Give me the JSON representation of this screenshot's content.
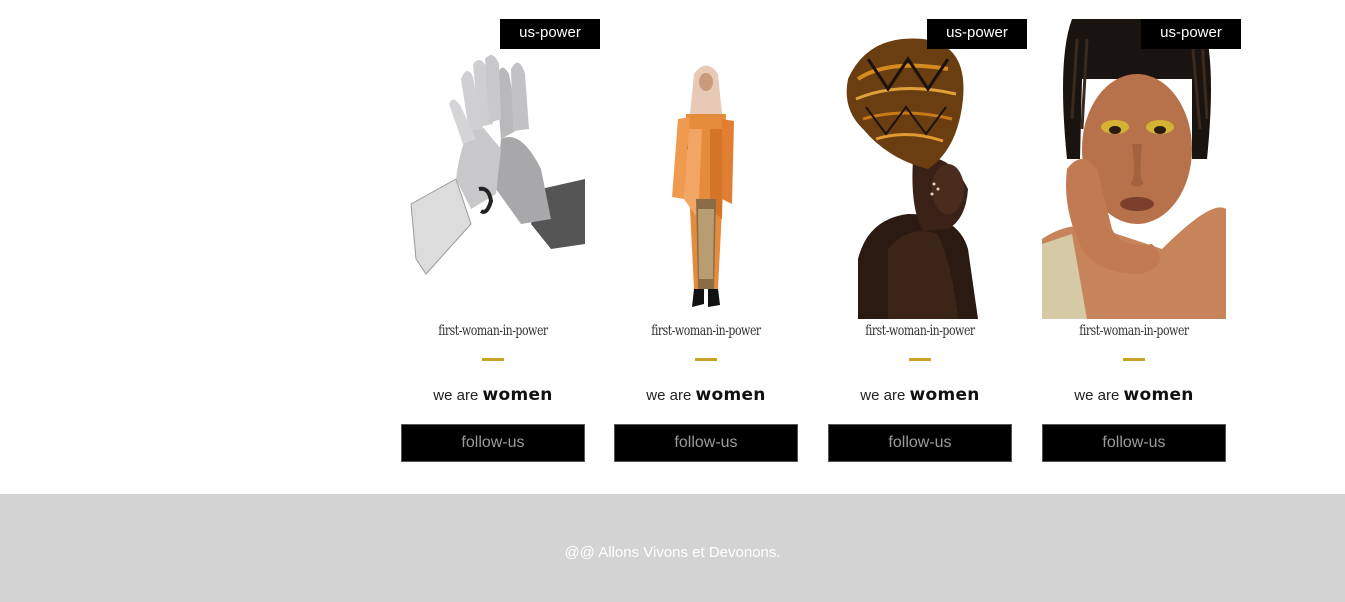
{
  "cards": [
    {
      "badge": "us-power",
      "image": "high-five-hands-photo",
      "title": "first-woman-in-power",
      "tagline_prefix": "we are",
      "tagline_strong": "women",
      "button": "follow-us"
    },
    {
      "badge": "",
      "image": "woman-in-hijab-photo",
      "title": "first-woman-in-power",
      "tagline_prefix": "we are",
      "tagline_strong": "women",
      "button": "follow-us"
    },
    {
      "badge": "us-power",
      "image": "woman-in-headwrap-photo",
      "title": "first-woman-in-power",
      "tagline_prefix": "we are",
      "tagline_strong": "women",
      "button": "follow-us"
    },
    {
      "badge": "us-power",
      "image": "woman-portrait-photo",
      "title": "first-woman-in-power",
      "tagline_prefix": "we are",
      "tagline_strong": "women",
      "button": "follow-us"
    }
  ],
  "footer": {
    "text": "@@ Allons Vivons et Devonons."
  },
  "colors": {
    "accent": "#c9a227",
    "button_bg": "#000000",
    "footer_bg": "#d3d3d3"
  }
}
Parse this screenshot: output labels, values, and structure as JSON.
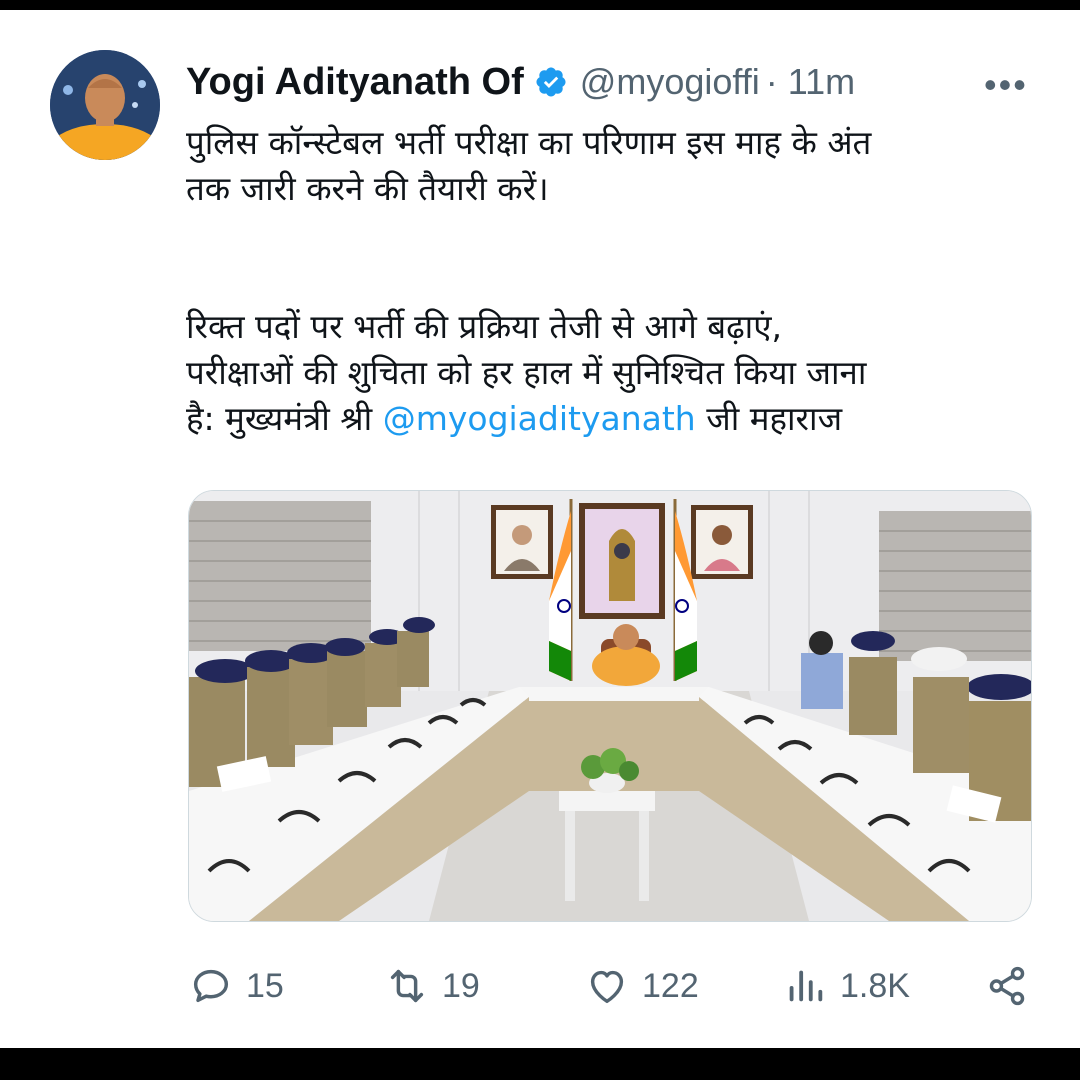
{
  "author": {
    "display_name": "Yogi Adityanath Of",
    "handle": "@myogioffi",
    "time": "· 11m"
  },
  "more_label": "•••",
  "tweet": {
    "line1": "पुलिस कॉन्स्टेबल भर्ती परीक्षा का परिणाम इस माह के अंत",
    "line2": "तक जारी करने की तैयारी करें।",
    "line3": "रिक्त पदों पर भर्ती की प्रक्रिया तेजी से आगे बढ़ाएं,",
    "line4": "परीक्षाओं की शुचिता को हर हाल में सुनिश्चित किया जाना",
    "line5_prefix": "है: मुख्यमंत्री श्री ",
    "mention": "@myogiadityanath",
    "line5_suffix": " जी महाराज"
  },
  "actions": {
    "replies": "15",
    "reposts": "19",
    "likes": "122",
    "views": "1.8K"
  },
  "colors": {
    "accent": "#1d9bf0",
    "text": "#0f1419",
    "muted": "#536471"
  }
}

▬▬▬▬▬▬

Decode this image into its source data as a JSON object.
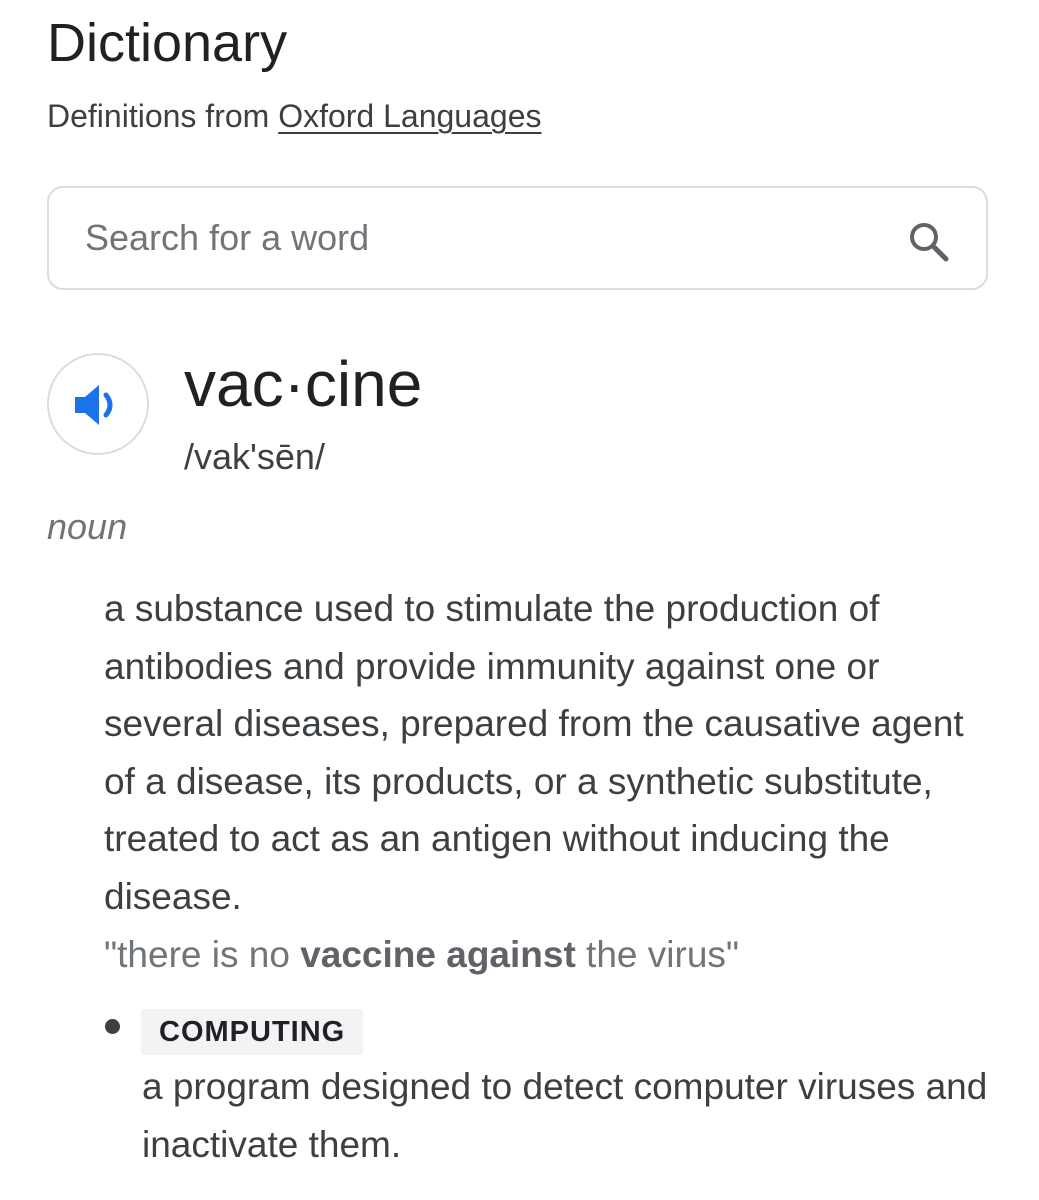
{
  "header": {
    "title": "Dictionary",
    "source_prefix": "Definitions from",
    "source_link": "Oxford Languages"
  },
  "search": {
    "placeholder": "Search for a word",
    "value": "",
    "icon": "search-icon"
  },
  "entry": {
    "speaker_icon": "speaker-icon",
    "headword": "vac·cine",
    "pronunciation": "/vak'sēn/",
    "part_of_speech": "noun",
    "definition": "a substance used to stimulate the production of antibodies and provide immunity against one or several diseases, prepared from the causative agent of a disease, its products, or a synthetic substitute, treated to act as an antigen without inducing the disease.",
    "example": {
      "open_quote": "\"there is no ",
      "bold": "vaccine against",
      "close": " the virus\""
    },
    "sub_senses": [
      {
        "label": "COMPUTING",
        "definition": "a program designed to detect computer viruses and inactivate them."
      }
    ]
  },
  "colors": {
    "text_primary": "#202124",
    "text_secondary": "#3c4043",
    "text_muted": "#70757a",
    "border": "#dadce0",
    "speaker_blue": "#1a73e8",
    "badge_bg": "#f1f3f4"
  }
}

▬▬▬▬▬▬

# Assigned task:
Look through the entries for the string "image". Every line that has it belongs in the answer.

# Answer to the exercise:
      "image": "high-five-hands-photo",
      "image": "woman-in-hijab-photo",
      "image": "woman-in-headwrap-photo",
      "image": "woman-portrait-photo",
Decode this image into its source data as a JSON object.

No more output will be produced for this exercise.